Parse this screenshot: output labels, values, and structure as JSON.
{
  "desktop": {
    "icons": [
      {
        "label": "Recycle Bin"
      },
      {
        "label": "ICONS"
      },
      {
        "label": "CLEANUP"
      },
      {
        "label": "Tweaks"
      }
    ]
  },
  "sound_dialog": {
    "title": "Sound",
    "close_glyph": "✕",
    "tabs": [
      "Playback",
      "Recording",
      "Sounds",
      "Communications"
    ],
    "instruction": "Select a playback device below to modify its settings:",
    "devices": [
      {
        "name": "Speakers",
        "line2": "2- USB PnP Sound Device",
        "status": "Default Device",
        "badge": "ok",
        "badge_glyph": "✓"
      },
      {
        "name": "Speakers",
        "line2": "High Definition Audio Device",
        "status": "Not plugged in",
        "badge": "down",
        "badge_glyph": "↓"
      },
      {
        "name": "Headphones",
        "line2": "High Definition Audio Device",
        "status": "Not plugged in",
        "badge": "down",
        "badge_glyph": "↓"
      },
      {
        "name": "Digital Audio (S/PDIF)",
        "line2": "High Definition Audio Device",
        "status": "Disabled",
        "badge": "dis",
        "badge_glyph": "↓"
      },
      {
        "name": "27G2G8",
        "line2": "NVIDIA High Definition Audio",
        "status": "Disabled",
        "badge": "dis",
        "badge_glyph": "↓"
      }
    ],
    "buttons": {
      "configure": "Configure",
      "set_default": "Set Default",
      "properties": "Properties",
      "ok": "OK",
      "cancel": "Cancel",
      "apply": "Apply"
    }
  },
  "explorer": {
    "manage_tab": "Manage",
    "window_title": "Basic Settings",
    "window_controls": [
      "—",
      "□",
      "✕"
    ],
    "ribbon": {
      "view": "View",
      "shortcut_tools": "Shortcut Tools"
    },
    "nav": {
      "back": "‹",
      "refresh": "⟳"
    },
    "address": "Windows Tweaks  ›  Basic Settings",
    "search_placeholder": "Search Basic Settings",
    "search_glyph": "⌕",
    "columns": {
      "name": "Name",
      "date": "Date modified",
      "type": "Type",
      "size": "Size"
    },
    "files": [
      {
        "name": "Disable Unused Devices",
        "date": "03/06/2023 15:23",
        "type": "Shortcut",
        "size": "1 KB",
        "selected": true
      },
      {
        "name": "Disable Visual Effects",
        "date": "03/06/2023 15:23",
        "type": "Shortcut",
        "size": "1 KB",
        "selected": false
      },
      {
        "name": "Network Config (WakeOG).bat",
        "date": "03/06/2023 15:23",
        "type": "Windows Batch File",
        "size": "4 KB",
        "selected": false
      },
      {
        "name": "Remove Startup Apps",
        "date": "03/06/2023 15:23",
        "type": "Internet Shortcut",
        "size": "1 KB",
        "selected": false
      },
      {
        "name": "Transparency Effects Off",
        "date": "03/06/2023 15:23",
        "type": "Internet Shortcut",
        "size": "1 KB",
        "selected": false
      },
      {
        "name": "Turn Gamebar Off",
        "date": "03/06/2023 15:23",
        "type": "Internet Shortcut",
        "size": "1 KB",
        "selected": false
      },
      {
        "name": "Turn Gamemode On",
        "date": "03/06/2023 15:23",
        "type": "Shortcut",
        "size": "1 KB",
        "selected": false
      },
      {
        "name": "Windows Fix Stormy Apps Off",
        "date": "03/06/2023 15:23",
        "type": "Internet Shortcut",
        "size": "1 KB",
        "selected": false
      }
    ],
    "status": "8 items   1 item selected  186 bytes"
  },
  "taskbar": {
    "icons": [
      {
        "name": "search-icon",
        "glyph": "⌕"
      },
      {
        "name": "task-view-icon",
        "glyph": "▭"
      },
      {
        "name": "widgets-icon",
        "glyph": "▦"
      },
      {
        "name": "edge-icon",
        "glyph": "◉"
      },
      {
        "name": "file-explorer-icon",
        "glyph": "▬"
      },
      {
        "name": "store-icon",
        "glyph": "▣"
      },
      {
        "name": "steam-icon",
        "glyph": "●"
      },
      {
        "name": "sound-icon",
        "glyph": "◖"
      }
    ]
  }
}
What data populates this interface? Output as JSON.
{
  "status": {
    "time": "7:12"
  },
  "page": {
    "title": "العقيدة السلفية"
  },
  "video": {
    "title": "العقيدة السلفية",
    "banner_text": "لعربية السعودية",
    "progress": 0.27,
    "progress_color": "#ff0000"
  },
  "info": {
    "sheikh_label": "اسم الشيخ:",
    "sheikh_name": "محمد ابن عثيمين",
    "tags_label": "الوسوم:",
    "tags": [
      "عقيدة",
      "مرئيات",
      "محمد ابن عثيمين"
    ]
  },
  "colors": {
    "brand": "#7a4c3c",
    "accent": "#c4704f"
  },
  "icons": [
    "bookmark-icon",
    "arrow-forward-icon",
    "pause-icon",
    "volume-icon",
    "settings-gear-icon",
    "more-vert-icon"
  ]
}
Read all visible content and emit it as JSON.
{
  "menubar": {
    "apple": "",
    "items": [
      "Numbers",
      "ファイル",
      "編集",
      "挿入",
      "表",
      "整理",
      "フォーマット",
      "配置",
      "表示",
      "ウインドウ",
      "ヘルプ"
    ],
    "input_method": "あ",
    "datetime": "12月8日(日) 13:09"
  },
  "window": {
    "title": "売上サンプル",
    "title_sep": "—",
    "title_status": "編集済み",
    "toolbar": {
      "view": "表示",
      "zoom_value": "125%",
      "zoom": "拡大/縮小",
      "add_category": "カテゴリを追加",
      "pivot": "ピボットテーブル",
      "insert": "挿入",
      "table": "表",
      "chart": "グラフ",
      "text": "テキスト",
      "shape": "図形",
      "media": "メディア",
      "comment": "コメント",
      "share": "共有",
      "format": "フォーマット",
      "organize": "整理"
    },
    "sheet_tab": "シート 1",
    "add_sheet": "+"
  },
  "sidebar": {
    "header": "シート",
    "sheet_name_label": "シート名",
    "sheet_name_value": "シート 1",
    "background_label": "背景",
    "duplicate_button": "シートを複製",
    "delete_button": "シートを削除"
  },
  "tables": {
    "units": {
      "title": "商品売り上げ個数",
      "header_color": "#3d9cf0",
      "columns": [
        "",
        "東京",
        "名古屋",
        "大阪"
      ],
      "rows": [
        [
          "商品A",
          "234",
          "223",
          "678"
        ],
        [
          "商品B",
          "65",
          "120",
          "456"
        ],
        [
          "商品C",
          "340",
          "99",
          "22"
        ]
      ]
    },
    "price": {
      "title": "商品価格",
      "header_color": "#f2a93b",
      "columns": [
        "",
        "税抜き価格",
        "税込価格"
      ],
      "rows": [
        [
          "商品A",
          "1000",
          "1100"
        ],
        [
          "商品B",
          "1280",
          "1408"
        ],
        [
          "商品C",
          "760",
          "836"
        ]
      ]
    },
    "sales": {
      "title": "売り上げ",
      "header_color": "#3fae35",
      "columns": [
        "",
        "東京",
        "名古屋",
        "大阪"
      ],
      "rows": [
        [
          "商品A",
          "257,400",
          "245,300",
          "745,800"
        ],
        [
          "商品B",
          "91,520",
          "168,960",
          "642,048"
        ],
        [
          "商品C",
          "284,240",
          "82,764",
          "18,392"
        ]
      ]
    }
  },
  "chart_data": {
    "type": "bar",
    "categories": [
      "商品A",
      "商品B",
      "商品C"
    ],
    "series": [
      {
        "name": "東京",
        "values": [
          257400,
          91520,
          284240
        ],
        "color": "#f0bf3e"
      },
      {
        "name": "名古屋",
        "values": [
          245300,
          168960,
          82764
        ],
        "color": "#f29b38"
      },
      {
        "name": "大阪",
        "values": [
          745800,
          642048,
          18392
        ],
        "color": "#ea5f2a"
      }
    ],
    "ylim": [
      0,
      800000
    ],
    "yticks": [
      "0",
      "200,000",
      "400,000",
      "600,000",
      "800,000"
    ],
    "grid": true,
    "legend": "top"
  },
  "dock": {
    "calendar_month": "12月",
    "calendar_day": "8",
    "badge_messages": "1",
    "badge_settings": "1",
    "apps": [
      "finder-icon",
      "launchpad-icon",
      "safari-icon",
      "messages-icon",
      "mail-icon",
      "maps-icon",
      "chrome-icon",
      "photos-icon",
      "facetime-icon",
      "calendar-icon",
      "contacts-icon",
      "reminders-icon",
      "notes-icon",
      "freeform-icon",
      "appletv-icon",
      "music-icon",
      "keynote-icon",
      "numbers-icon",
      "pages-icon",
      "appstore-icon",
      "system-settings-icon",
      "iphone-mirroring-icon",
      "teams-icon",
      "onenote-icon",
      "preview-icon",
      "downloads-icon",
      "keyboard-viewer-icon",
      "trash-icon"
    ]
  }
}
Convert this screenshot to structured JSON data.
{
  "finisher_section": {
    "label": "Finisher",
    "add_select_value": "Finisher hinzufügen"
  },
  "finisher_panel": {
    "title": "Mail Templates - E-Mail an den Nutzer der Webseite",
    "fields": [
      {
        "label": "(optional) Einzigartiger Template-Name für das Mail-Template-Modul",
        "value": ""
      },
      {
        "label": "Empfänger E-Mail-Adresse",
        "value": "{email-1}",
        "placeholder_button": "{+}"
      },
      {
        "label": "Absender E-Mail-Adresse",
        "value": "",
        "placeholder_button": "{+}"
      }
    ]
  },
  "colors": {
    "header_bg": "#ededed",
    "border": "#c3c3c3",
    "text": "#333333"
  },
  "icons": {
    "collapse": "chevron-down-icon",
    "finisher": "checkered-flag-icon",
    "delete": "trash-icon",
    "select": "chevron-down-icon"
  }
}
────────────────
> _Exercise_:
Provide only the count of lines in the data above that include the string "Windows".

> _Answer below_:
3